But now that we’ve established the link between climate change and immigration, just as we’ve established global warming’s links to severe weather and coral bleaching, it’s time to stipulate them as fact, too. Fox viewers disagree, but they’re factually misinformed on every significant topic. Ignore them. Swaths of the public don’t understand the evidence. So what? Catering to their ignorance just encourages doubt.
So stipulate knowledge of facts, hyperlink to sources without commenting on them, and advance the topic.
Catching up is their responsibility. Moving things forward is ours.
Stop selling, start organizing
Funny thing about human psychology. When you come around selling me something I don’t want, not only do I resent it, I see myself as holding all the power in our relationship. After all, you’re the one with the thing that must be sold, and I don’t have to buy it. That makes me feel strong, and if I’m strong, then you must be weak. Every time you come around, speaking respectfully and using all your clever tricks to convince me that something I don’t want is going to be good for me, I get a kick out of making your life difficult.
Now the flip side: If you notice me doing something new, you’ll take interest. And If I’m too busy to explain it to you, and never offer to include you in my plans, you’ll become concerned. Once you see a bunch of other people participating in the thing, you’ll get downright worried.
Humans are social animals. Not only do we want to belong to something, we hate being left out of anything important. So if you really want to see the climate deniers get agitated, start organizing private “climate resiliency” co-ops in your neighborhood, and don’t invite them.
I promise you this: The less attention we pay to their opinions, the more nervous they’ll become. And generally speaking, anxiety is the first step toward change.
What I find maddening is that most of the non-scientific writing on these topics that I encounter concludes by tacking on some upbeat “Gotta Give ‘Em Hope” message. There’s a practical reason for that: Hopeless, disengaged people are useless. Yes, the rational response to the data is fatalism, but rational fatalism is a self-fulfilling prophecy.
I propose an alternative: Let’s begin talking about climate change in practical terms, stipulating that the likely outcomes are far less uplifting and optimistic than public figures like Al Gore and Jeff Bridges choose to present them. Leave it to the politicians and think tanks to propose legislation like the Green New Deal, which is as concerned with the politics within the Democratic caucus as it is with retooling our carbon-based infrastructure. Unless you’re a devoted party activist, your chances of influencing such large-scale proposals is minimal.
In the meantime, we could start working out practical things we can do within our narrow spheres of influence.
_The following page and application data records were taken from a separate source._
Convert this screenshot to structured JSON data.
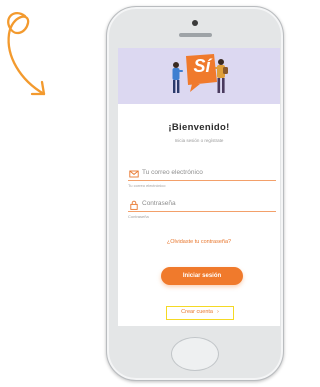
{
  "colors": {
    "accent": "#f07a2c",
    "hero_background": "#dcd8f1",
    "highlight_outline": "#f4d924"
  },
  "hero": {
    "logo_text": "Sí"
  },
  "login": {
    "welcome_title": "¡Bienvenido!",
    "subtitle": "Inicia sesión o regístrate",
    "email": {
      "placeholder": "Tu correo electrónico",
      "helper": "Tu correo electrónico",
      "icon": "envelope-icon"
    },
    "password": {
      "placeholder": "Contraseña",
      "helper": "Contraseña",
      "icon": "lock-icon"
    },
    "forgot_link": "¿Olvidaste tu contraseña?",
    "login_button": "Iniciar sesión",
    "create_account": "Crear cuenta",
    "create_account_chevron": "›"
  }
}
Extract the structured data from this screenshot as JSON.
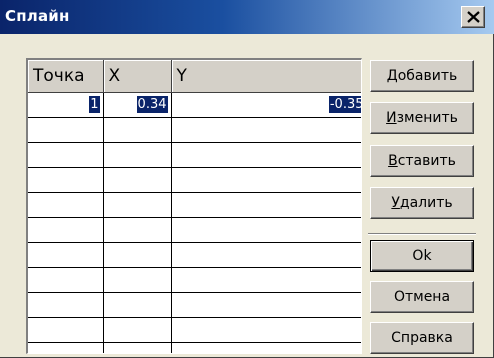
{
  "window": {
    "title": "Сплайн",
    "close_symbol": "close-icon"
  },
  "grid": {
    "columns": [
      "Точка",
      "X",
      "Y"
    ],
    "rows": [
      {
        "point": "1",
        "x": "0.34",
        "y": "-0.35",
        "selected": true
      },
      {
        "point": "",
        "x": "",
        "y": ""
      },
      {
        "point": "",
        "x": "",
        "y": ""
      },
      {
        "point": "",
        "x": "",
        "y": ""
      },
      {
        "point": "",
        "x": "",
        "y": ""
      },
      {
        "point": "",
        "x": "",
        "y": ""
      },
      {
        "point": "",
        "x": "",
        "y": ""
      },
      {
        "point": "",
        "x": "",
        "y": ""
      },
      {
        "point": "",
        "x": "",
        "y": ""
      },
      {
        "point": "",
        "x": "",
        "y": ""
      },
      {
        "point": "",
        "x": "",
        "y": ""
      }
    ]
  },
  "buttons": {
    "add": {
      "accel": "Д",
      "rest": "обавить"
    },
    "edit": {
      "accel": "И",
      "rest": "зменить"
    },
    "insert": {
      "accel": "В",
      "rest": "ставить"
    },
    "delete": {
      "accel": "У",
      "rest": "далить"
    },
    "ok": "Ok",
    "cancel": "Отмена",
    "help": "Справка"
  },
  "colors": {
    "title_bar_start": "#0a246a",
    "title_bar_end": "#a6caf0",
    "selection": "#0a246a",
    "face": "#d4d0c8"
  }
}
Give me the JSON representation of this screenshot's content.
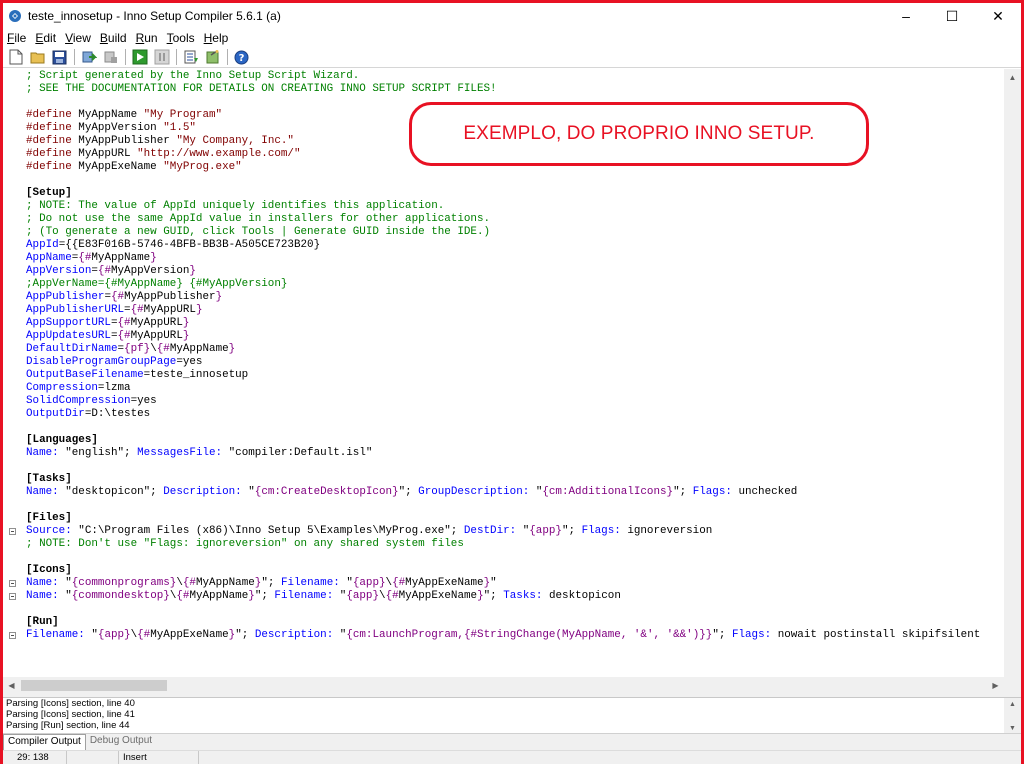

Not just “reducing our carbon footprints,” but making ourselves, and perhaps our communities, more “climate resilient.” Maybe that’s learning to build community root cellars, or coming up with some sort of backup energy plan that goes beyond buying a $700 generator that runs on gasoline.
Maybe it’s learning to raise your own food. Maybe it’s figuring out the best places to relocate before the coming panics, and the steps required to get your family safely established in these less threatened locales before the trickle of refugees turns into a torrent.
Know your purpose
I’m not suggesting that we can save the world. We can’t. The world is going to change, sadly and violently, and we can’t really begin to imagine the extent of those changes.
Yet that’s exactly what we must attempt. And we’re more likely to be effective in that if we connect with like-minded people to share ideas and offer mutual support.
We must do so in an environment saturated by media that chatters on in cheery denial as our global civilization enters its twilight. We must do so in a polarized culture at war with itself. We must do so in an age where more of us have less, and fear drives the rise of strong men who propose all the wrong ideas.
But we must do it anyway. Because if there is to be a future, it must have ancestors.